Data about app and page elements
===

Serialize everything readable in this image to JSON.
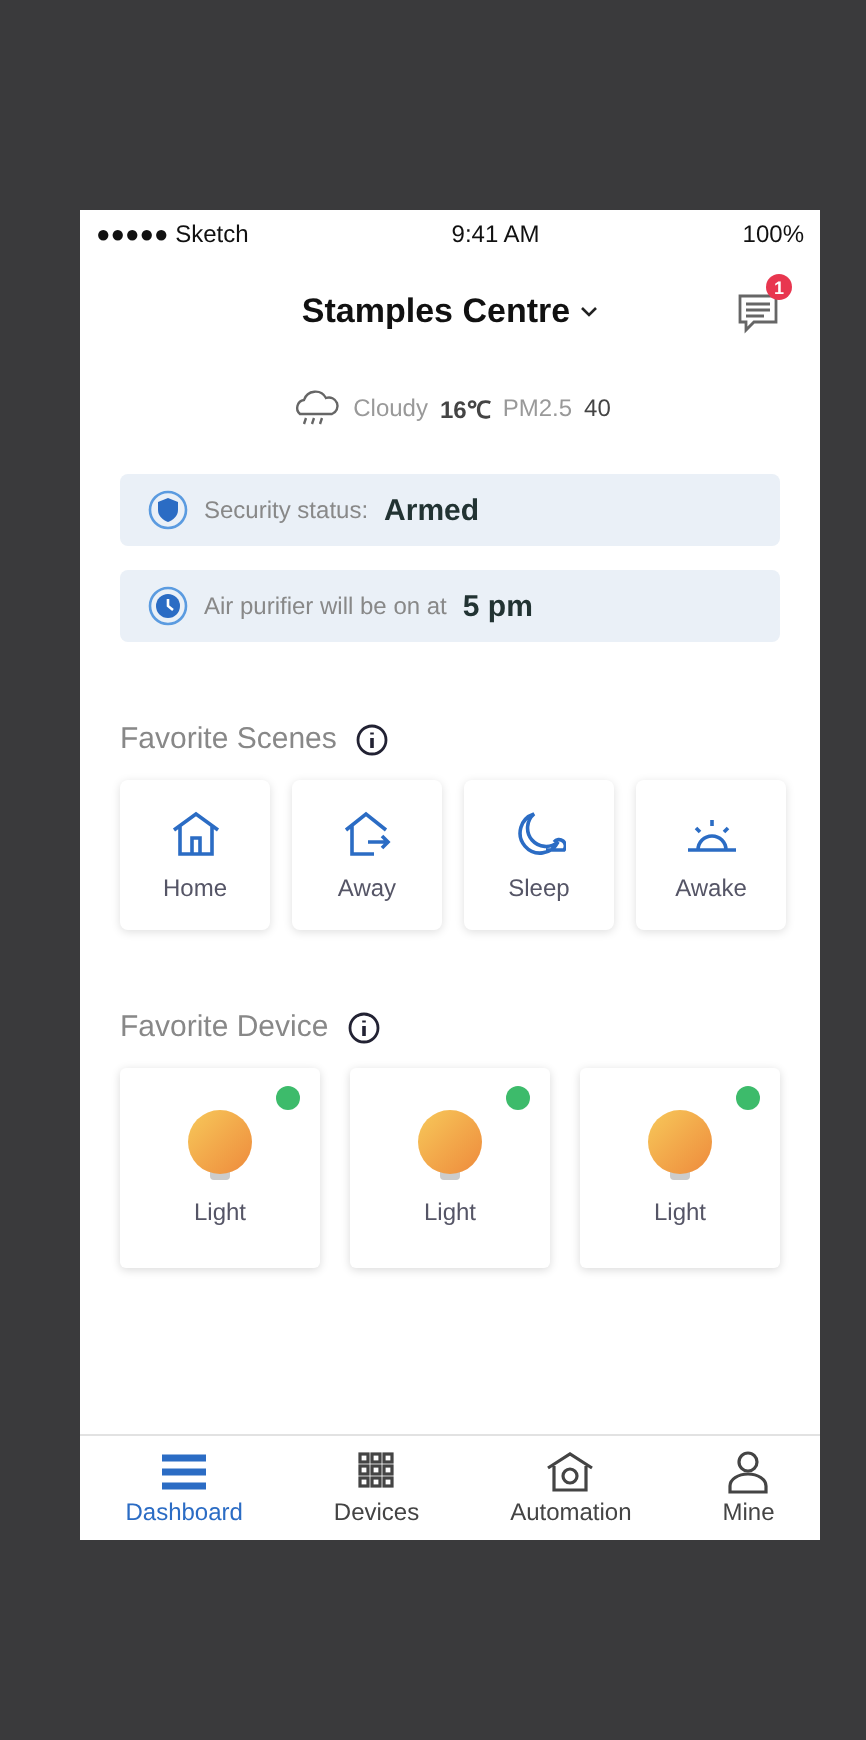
{
  "status_bar": {
    "carrier": "●●●●● Sketch",
    "time": "9:41 AM",
    "battery": "100%"
  },
  "header": {
    "title": "Stamples Centre",
    "notifications": "1"
  },
  "weather": {
    "condition": "Cloudy",
    "temperature": "16℃",
    "pm_label": "PM2.5",
    "pm_value": "40"
  },
  "status_cards": [
    {
      "kind": "security",
      "label": "Security status:",
      "value": "Armed"
    },
    {
      "kind": "schedule",
      "label": "Air purifier will be on at",
      "value": "5 pm"
    }
  ],
  "scenes": {
    "title": "Favorite Scenes",
    "items": [
      {
        "kind": "home",
        "label": "Home"
      },
      {
        "kind": "away",
        "label": "Away"
      },
      {
        "kind": "sleep",
        "label": "Sleep"
      },
      {
        "kind": "awake",
        "label": "Awake"
      }
    ]
  },
  "devices": {
    "title": "Favorite Device",
    "items": [
      {
        "label": "Light",
        "online": true
      },
      {
        "label": "Light",
        "online": true
      },
      {
        "label": "Light",
        "online": true
      }
    ]
  },
  "tabs": [
    {
      "kind": "dashboard",
      "label": "Dashboard",
      "selected": true
    },
    {
      "kind": "devices",
      "label": "Devices",
      "selected": false
    },
    {
      "kind": "automation",
      "label": "Automation",
      "selected": false
    },
    {
      "kind": "mine",
      "label": "Mine",
      "selected": false
    }
  ]
}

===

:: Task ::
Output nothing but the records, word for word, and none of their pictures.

:: Response area ::
Serialize everything readable in this image to JSON.
{
  "status_bar": {
    "carrier": "●●●●● Sketch",
    "time": "9:41 AM",
    "battery": "100%"
  },
  "header": {
    "title": "Stamples Centre",
    "notifications": "1"
  },
  "weather": {
    "condition": "Cloudy",
    "temperature": "16℃",
    "pm_label": "PM2.5",
    "pm_value": "40"
  },
  "status_cards": [
    {
      "kind": "security",
      "label": "Security status:",
      "value": "Armed"
    },
    {
      "kind": "schedule",
      "label": "Air purifier will be on at",
      "value": "5 pm"
    }
  ],
  "scenes": {
    "title": "Favorite Scenes",
    "items": [
      {
        "kind": "home",
        "label": "Home"
      },
      {
        "kind": "away",
        "label": "Away"
      },
      {
        "kind": "sleep",
        "label": "Sleep"
      },
      {
        "kind": "awake",
        "label": "Awake"
      }
    ]
  },
  "devices": {
    "title": "Favorite Device",
    "items": [
      {
        "label": "Light",
        "online": true
      },
      {
        "label": "Light",
        "online": true
      },
      {
        "label": "Light",
        "online": true
      }
    ]
  },
  "tabs": [
    {
      "kind": "dashboard",
      "label": "Dashboard",
      "selected": true
    },
    {
      "kind": "devices",
      "label": "Devices",
      "selected": false
    },
    {
      "kind": "automation",
      "label": "Automation",
      "selected": false
    },
    {
      "kind": "mine",
      "label": "Mine",
      "selected": false
    }
  ]
}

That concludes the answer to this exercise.